Can AI improve sales operations?

Top Answer : I'm sure the answer is yes, and it's probably yes more than I can even articulate because it's mind boggling what AI will probably be doing in not just 10 years, but 2 years from now. There's some obvious use cases. We probably spend the bulk of our time doing some type of reporting and it's such a time suck. AI is going to, I hope at least, give us so much time back because, A, just the consolidation of data, but then B, telling us what it means instead of having to stare at it for hours at a time.  It’ll automate a lot of our worlds, in terms of some of the fire drills and the tactical stuff that we do day in and day out. This will enable us to spend more time thinking longer term and more strategically. I'm blown away at what it can do today, and that’s  just the tip of the iceberg. I'm sure AI is going to come into everything: compensation, forecasting and analytics, trends, and capacity and territory management, etc. I'm excited, but I don't have a lot of real world, hands-on experience with it at this point.

Tips for IT/engineering leaders on how to meet business expectations, speed, and deliver as quickly as possible?

Top Answer : Keeping pace is particularly challenging when you have a small team. What I’ve done that I’ve found success with is applying gamification.  Before, my team suffered from a lot of delays, which affected the business.  Now I have a leaderboard for every task in the sprint planning, where performing a task accrues you points.  There are some other rules and details, but essentially, what this does is motivate and incentivize individuals on my team to not only come to work to get paid but also to feel a healthy amount of competitiveness amongst themselves and want to strive to do more in less time.  I’ve witnessed amazing results.  This has significantly increased my team’s productivity and our performance.   We’ve been able to deploy rapidly and complete a lot more tasks than ever before, even more than the tasks we had originally planned!  This kind of motivation ignites people. Before, when I ask my team who wants to own a task, no one would fight for it.  Now, they show so much interest.  “Robert, I want to do it!” “Robert, I could do it better!”  “Roberto, I can do it faster!”

How do you manage significant projects and transformations with a small team?
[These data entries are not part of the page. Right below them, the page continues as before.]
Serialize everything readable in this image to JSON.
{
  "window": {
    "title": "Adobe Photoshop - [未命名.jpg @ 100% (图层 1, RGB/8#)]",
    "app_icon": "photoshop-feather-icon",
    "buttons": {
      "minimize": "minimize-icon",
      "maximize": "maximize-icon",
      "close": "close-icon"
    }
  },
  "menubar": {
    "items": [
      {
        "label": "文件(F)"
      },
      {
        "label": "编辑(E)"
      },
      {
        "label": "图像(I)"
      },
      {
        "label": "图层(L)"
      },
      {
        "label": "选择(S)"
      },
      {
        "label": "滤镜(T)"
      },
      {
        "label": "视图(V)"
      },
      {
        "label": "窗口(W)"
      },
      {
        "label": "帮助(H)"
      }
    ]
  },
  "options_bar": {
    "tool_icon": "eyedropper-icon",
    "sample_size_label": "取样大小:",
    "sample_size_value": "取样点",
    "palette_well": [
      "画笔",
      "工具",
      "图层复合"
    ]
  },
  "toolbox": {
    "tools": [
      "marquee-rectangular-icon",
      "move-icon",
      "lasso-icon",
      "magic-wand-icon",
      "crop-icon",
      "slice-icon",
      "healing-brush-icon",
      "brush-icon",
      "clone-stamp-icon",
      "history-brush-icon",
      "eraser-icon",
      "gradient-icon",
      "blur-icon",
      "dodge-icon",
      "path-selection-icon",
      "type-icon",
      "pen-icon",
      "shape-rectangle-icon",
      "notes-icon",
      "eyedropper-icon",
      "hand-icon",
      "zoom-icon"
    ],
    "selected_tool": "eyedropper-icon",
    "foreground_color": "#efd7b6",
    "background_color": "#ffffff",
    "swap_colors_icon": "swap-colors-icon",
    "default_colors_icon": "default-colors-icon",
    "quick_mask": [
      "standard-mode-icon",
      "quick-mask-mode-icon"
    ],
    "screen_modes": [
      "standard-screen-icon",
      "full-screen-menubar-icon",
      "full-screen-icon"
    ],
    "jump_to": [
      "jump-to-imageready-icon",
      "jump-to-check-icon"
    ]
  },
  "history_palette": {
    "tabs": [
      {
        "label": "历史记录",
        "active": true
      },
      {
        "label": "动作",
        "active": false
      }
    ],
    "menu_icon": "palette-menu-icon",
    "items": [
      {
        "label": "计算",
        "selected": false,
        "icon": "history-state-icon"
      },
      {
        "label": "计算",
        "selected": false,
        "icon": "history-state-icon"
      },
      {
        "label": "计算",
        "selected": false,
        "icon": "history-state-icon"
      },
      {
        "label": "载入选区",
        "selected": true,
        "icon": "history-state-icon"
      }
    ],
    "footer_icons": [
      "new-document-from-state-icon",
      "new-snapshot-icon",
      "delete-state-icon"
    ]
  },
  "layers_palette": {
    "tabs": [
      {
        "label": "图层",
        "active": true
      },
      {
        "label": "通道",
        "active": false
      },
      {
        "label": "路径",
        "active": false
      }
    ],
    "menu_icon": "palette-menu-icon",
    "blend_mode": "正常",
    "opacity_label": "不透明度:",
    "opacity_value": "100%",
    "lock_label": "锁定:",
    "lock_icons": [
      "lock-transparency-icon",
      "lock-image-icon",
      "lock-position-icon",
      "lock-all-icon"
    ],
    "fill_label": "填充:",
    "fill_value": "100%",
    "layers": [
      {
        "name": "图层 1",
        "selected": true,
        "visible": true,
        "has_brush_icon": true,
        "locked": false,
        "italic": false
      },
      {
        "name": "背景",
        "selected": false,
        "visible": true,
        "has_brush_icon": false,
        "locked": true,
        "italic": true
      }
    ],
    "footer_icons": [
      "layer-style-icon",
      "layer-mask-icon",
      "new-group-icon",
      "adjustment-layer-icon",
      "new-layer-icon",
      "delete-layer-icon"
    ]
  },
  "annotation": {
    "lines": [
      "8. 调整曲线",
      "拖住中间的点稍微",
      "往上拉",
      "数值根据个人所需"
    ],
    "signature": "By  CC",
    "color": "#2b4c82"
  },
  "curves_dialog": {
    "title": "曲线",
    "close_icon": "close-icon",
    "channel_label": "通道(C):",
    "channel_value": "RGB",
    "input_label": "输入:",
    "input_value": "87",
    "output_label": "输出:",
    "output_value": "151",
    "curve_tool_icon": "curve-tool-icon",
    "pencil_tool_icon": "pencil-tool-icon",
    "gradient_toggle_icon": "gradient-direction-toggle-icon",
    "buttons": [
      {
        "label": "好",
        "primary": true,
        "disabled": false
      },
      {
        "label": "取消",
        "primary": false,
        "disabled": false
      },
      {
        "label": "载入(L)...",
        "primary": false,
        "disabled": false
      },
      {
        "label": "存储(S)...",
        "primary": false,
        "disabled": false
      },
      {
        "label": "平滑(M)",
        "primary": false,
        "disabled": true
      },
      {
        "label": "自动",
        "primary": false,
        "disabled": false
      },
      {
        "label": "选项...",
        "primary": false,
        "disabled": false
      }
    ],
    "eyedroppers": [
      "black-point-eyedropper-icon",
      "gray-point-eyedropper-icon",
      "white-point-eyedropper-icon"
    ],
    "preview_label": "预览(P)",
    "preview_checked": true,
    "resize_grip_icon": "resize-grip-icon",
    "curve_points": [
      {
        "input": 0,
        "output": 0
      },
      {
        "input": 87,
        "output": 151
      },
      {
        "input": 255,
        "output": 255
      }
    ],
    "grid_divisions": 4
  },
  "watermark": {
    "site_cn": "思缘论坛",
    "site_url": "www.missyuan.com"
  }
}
Top Answer : That's very top of mind for me right now. We've got a very small team, and now we've taken on this investment to do a significant amount of transformation and really make Salesforce one of our mission critical systems. With that have come some challenges in terms of making sure we've got the right skillset to be able to support these new technologies and feature functionality that we're investing in. Salesforce is a very prolific tool. You can do a lot of things there. Doing this successfully requires that you really understand your roadmap 12 to 18 months ahead of time, not just from a technology standpoint but from an enablement standpoint.  At the beginning of the year, we started talking about the need to bring in CPQ for new business. I didn't just look at that in terms of, "Okay, let's do some rationalization around the timeline of when we would be able to execute this project taking into account our year end and other projects that were already lined up.”  Bur rather, “Let me think about the team that we have today. It's not about whether they can actually deliver the project, but once we've delivered it, can we support it? Can we ensure that we're delivering best in class support to our internal users so that they in turn are optimizing and adopting the tool itself?" Looking at the number of support tickets that we received during, what I call, hypercare, the first two weeks post deployment, about 50% of them that came into the team were “how to” questions. “How do I do this now? I used to be able to do it this way and that field's no longer there. So now how do I do this?” Despite delivering a fairly comprehensive sales enablement and training program ahead of deployment, you're always going to have a number of folks who either were not participating or there could have been a myth in that material. So you really need to think about the full enablement, and whether you are making sure the team can be able to talk our users through how to do this from a business perspective as well.  That planning piece is critical.